I’ve done myself a favor this year and skipped the resolutions. Or more honestly, I’ve had too much going on in my head to give this New Year’s tradition even a fleeting thought. So when a perky woman far fitter than me struck up a conversation on the topic in the gym locker room, I was surprisingly honest and fessed up to my ‘resolutionless’ state.

“Do you have any resolutions?” I returned, expecting a conversation about fitness goals.

“No,” she admitted, “But if I were to make one,” she began, slowly thinking about the idea, “It would be to help my boyfriend live through the year.” I soon learned that her boyfriend had been diagnosed with cancer a few years back, had undergone chemo last year. He had been declared cancer-free. Their absolute joy ended when a routine check-up revealed that the cancer was back with a vengeance.

This bright woman before me in her orange tank top, sleek body and model-like face was facing the very real prospect of death taking her partner away from her. Wherever I had been in my head, I was now completely present, listening to her. When she finished her story, we looked at each other in companionable silence. I opened my arms and she stepped into them for a hug.

We talked further as we left the locker room and I shared a bit of what was going on with me. She listened without judgment and one more hug was exchanged before we moved on to our work outs.

I found myself at the gym a week later, planning to run on the treadmill as fast I could to clear my mind of its clutter and address the pent up energy in my body. An employee was cleaning the last two unused treadmills, and I greeted him as I waited. We chatted about the dirt that collects on all of the equipment. He said something else, and I didn’t understand his heavily-accented Dutch.

“Ashes to ashes, dust to dust,” he said in perfect English with a smile on his face.

“Oh. Yes,” I replied. This was pretty much a conversation stopper. He had moved onto spraying down the next treadmill anyway, so I began my workout.
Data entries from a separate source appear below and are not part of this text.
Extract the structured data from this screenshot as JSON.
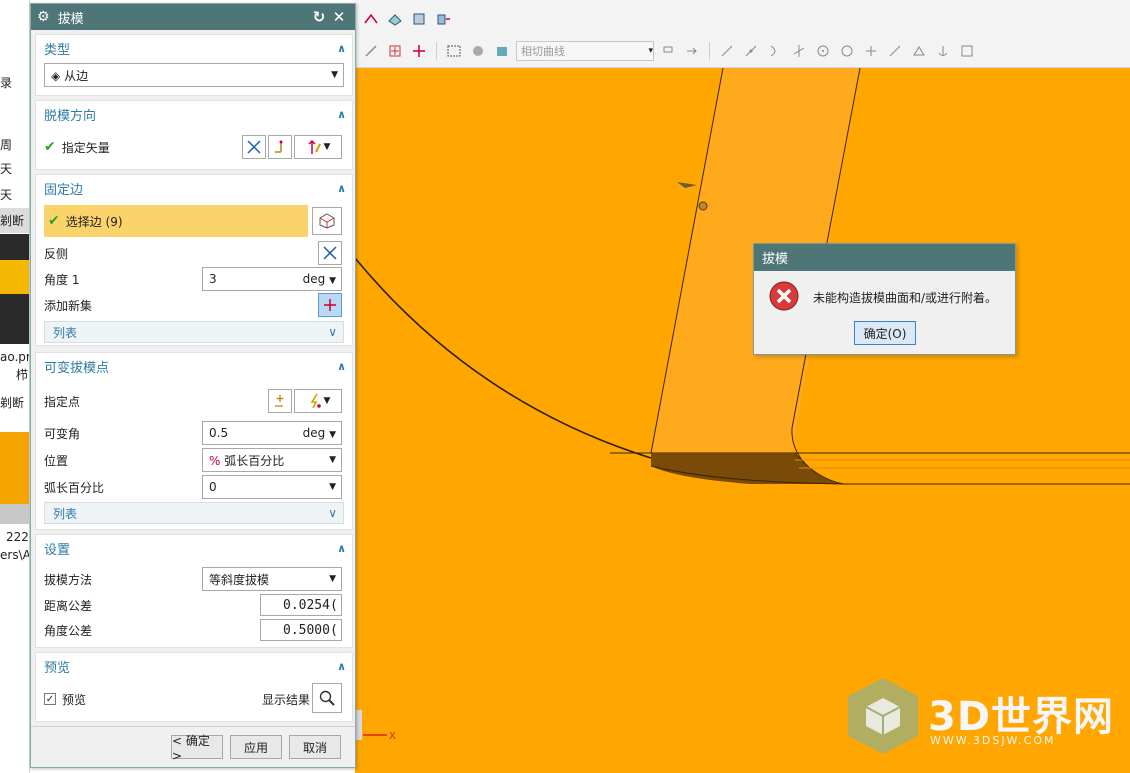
{
  "dialog": {
    "title": "拔模",
    "groups": {
      "type": {
        "header": "类型",
        "value": "从边"
      },
      "direction": {
        "header": "脱模方向",
        "specify_vector": "指定矢量"
      },
      "fixed_edge": {
        "header": "固定边",
        "select_edge": "选择边 (9)",
        "reverse": "反侧",
        "angle_label": "角度 1",
        "angle_value": "3",
        "angle_unit": "deg",
        "add_set": "添加新集",
        "list": "列表"
      },
      "variable_points": {
        "header": "可变拔模点",
        "specify_point": "指定点",
        "var_angle_label": "可变角",
        "var_angle_value": "0.5",
        "var_angle_unit": "deg",
        "position_label": "位置",
        "position_value": "弧长百分比",
        "arc_label": "弧长百分比",
        "arc_value": "0",
        "list": "列表"
      },
      "settings": {
        "header": "设置",
        "method_label": "拔模方法",
        "method_value": "等斜度拔模",
        "dist_tol_label": "距离公差",
        "dist_tol_value": "0.0254(",
        "angle_tol_label": "角度公差",
        "angle_tol_value": "0.5000("
      },
      "preview": {
        "header": "预览",
        "preview_label": "预览",
        "show_result": "显示结果"
      }
    },
    "buttons": {
      "ok": "< 确定 >",
      "apply": "应用",
      "cancel": "取消"
    }
  },
  "toolbar": {
    "curve_dropdown": "相切曲线"
  },
  "left_fragments": [
    "录",
    "周",
    "天",
    "天",
    "剃断",
    "ao.pr",
    "栉",
    "剃断",
    "222",
    "ers\\A"
  ],
  "error_dialog": {
    "title": "拔模",
    "message": "未能构造拔模曲面和/或进行附着。",
    "ok": "确定(O)"
  },
  "axis_label": "X",
  "watermark": {
    "text": "3D世界网",
    "url": "WWW.3DSJW.COM"
  },
  "colors": {
    "viewport": "#ffa600",
    "dialog_title": "#4f7677",
    "accent": "#2d7ca6",
    "highlight": "#fbd36b"
  }
}
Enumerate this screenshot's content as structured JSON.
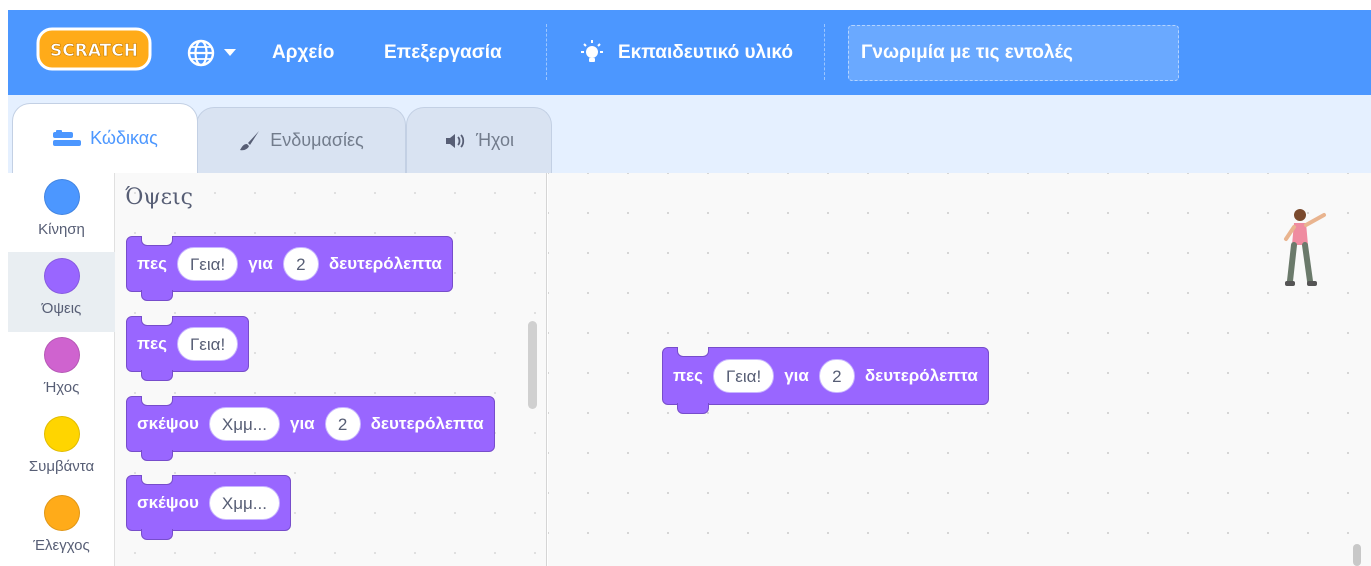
{
  "menubar": {
    "logo_text": "SCRATCH",
    "file_label": "Αρχείο",
    "edit_label": "Επεξεργασία",
    "tutorials_label": "Εκπαιδευτικό υλικό",
    "project_title": "Γνωριμία με τις εντολές"
  },
  "tabs": {
    "code": "Κώδικας",
    "costumes": "Ενδυμασίες",
    "sounds": "Ήχοι"
  },
  "categories": [
    {
      "label": "Κίνηση",
      "color": "#4c97ff"
    },
    {
      "label": "Όψεις",
      "color": "#9966ff"
    },
    {
      "label": "Ήχος",
      "color": "#cf63cf"
    },
    {
      "label": "Συμβάντα",
      "color": "#ffd500"
    },
    {
      "label": "Έλεγχος",
      "color": "#ffab19"
    }
  ],
  "flyout": {
    "title": "Όψεις",
    "blocks": [
      {
        "word1": "πες",
        "text": "Γεια!",
        "word2": "για",
        "number": "2",
        "word3": "δευτερόλεπτα"
      },
      {
        "word1": "πες",
        "text": "Γεια!"
      },
      {
        "word1": "σκέψου",
        "text": "Χμμ...",
        "word2": "για",
        "number": "2",
        "word3": "δευτερόλεπτα"
      },
      {
        "word1": "σκέψου",
        "text": "Χμμ..."
      }
    ]
  },
  "script": {
    "block": {
      "word1": "πες",
      "text": "Γεια!",
      "word2": "για",
      "number": "2",
      "word3": "δευτερόλεπτα"
    }
  },
  "colors": {
    "menubar": "#4c97ff",
    "looks_block": "#9966ff",
    "looks_block_border": "#774dcb"
  }
}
Did he know he was referring to words uttered during a burial service? Speaking of death? That we are all mortal, that we all return to ashes and dust? Of course he did. I had heard these words so many times in my life, and thanks to Hollywood and my number of years on this planet, they have moved across the scale from profound to somber, predictable to trite. Now they had swung back to profound.

Ashes to ashes. Dust to dust.

Had this man spoken out of context? I mean, he was simply cleaning dust off of machines at his work place. But no. Not at all. His words spoke of the present moment and the transience of all things: worries, life stage, the windows, the building, the treadmill, you, me. We will all return to dust. I half expected him to disappear, to have been a figment of my imagination.  He had moved on to vacuuming.

Happy Freaking New Year.

I know I sound rather somber, but I’m sharing these encounters for a reason. Here’s some other words you’ve heard a thousand times both on and off the silver screen: Know the value of life; it is a present not to be taken for granted.

Can I do that? Now that would be a hell of a resolution.